Which of the lines below holds the string "this"? Copy every line that does.

[Data shown Boundary: Start]

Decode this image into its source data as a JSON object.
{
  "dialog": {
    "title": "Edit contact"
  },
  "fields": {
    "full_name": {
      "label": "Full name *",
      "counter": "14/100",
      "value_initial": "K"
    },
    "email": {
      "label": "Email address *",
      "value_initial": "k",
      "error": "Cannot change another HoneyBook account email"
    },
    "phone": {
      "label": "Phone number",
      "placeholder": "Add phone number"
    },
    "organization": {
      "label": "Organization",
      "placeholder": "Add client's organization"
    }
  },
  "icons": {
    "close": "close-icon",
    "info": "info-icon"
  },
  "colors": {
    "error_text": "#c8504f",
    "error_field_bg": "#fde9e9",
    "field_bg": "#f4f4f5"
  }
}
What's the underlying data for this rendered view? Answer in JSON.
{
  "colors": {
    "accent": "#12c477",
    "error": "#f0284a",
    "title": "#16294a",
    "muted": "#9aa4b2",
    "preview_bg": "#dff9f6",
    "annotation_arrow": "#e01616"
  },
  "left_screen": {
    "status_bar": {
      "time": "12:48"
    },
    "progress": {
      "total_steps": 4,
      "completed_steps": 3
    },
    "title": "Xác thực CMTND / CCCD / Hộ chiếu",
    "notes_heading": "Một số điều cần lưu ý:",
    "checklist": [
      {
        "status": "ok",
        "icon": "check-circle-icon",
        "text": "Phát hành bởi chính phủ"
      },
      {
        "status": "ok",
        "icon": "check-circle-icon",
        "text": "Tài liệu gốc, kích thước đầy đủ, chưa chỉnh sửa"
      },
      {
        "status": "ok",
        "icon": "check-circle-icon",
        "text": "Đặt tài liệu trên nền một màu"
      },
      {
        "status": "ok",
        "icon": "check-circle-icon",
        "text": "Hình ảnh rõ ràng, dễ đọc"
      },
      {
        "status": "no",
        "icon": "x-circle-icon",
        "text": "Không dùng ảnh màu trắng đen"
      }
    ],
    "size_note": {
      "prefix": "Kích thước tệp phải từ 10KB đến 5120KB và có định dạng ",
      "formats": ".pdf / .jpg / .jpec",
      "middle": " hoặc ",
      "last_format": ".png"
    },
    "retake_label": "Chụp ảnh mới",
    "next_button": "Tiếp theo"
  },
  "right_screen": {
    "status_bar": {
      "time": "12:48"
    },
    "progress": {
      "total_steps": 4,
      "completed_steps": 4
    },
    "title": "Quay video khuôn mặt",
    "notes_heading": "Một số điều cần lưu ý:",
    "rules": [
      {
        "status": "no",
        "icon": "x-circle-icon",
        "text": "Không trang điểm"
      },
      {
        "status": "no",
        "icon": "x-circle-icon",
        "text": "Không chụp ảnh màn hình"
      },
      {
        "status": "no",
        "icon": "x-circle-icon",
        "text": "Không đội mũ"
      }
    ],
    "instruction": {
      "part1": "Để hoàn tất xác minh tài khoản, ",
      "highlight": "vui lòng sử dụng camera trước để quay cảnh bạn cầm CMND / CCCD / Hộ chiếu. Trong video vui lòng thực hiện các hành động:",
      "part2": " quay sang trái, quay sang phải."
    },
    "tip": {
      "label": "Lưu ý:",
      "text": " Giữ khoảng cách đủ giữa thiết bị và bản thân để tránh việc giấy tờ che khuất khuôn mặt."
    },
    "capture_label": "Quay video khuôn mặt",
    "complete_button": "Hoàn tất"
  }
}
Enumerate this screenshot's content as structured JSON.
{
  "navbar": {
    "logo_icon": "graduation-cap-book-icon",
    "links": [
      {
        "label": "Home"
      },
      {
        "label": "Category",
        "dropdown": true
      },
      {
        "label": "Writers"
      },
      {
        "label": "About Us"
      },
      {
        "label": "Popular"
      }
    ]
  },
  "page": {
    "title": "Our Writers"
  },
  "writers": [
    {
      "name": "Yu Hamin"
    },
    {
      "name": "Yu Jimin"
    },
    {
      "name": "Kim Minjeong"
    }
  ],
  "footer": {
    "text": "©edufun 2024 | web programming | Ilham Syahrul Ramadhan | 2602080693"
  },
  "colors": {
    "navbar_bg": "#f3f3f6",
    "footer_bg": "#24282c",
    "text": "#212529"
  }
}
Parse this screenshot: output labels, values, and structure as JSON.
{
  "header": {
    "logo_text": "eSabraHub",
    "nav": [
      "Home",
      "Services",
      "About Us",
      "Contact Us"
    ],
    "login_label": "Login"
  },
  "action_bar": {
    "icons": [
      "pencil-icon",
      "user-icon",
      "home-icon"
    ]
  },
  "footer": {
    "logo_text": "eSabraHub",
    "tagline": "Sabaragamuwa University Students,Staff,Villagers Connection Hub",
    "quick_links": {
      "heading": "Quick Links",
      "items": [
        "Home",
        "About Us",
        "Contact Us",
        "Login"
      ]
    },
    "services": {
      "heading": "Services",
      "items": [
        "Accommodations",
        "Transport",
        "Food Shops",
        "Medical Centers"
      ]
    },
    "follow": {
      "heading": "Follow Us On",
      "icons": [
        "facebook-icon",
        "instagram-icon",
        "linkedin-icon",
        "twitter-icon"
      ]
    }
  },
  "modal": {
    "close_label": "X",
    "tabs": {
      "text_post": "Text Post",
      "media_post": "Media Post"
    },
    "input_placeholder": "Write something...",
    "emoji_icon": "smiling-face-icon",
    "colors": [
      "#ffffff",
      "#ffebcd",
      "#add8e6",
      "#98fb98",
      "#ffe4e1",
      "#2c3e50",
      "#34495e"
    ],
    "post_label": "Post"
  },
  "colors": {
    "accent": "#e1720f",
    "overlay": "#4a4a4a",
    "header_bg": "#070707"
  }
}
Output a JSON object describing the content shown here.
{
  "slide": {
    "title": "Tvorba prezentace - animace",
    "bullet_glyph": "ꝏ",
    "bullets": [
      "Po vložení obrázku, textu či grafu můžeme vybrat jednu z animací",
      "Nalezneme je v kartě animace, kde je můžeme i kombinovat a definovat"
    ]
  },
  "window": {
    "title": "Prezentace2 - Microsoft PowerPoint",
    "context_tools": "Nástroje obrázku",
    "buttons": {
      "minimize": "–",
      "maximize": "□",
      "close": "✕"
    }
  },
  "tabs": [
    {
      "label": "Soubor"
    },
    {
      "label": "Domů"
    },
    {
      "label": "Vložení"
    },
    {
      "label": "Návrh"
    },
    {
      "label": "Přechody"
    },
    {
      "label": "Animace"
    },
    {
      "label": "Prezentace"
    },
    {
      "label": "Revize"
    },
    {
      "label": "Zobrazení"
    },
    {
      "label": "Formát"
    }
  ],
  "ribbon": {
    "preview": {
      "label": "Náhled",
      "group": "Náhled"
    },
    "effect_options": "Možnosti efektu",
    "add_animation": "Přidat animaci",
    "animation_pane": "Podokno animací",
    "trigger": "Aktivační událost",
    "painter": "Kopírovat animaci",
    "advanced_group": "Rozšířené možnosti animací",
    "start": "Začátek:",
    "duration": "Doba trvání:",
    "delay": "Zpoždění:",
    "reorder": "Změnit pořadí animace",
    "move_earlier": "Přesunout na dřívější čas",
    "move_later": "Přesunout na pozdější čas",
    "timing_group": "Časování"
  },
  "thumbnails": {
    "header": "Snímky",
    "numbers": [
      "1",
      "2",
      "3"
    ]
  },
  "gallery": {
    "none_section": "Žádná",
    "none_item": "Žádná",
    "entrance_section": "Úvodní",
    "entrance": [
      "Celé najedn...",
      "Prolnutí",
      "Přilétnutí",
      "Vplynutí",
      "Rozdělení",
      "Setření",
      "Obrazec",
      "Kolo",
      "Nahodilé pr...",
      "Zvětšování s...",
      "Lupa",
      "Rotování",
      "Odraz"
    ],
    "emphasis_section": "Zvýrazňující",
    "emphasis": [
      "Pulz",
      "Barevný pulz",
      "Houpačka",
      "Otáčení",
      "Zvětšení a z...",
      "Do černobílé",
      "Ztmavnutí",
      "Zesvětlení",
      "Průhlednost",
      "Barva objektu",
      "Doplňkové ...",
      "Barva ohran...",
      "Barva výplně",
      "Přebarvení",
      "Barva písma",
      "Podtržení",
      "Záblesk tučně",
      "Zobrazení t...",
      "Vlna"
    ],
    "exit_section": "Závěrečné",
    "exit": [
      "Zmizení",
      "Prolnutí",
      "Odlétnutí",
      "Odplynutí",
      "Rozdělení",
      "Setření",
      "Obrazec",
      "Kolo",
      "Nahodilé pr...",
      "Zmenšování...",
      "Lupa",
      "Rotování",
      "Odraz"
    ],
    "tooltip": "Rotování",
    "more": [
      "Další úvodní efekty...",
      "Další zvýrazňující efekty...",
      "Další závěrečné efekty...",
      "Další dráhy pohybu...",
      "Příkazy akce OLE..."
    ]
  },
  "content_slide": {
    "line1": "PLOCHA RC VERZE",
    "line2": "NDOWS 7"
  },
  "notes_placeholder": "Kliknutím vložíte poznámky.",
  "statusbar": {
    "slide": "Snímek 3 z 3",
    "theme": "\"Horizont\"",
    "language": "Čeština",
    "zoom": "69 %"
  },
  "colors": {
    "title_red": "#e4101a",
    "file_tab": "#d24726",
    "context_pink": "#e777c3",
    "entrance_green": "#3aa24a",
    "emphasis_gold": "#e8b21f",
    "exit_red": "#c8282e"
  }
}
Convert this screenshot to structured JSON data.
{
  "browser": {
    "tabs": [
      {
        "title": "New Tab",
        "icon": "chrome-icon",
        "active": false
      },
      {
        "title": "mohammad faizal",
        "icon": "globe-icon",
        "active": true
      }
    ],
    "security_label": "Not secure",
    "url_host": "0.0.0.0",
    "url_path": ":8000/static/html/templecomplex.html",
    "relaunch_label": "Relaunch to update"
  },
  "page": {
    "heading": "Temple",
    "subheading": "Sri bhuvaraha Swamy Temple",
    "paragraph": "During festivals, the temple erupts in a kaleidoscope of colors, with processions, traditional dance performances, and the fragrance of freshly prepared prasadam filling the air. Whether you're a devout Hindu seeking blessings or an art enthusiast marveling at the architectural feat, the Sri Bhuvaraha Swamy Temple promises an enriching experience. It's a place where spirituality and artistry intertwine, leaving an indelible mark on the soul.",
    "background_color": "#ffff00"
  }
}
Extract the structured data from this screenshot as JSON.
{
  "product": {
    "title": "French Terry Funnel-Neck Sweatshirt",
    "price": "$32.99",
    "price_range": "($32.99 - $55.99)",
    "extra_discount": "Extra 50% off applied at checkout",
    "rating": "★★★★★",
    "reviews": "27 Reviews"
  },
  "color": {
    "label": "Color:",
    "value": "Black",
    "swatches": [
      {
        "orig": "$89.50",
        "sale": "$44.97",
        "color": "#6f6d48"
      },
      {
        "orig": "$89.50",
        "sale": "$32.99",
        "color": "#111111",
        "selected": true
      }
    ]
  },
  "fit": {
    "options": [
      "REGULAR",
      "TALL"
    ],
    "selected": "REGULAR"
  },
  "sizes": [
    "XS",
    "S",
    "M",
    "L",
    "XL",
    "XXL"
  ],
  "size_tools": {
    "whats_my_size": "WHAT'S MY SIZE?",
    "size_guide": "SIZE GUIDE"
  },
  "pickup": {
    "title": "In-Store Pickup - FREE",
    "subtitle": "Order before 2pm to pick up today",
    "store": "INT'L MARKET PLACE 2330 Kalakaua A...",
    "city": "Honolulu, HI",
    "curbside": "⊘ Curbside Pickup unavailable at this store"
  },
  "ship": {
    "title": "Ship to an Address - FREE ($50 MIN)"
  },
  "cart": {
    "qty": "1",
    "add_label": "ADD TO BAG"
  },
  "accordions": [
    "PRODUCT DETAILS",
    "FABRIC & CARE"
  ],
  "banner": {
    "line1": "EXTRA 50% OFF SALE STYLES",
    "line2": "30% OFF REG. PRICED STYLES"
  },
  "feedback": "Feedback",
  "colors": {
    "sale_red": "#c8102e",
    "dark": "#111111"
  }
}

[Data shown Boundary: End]

Solution =>
Decode this image into its source data as a JSON object.
What's the underlying data for this rendered view? Answer in JSON.
Enumerate this screenshot's content as structured JSON.
Parse this screenshot: output labels, values, and structure as JSON.
Convert this screenshot to structured JSON data.
Extract the structured data from this screenshot as JSON.
    "curbside": "⊘ Curbside Pickup unavailable at this store"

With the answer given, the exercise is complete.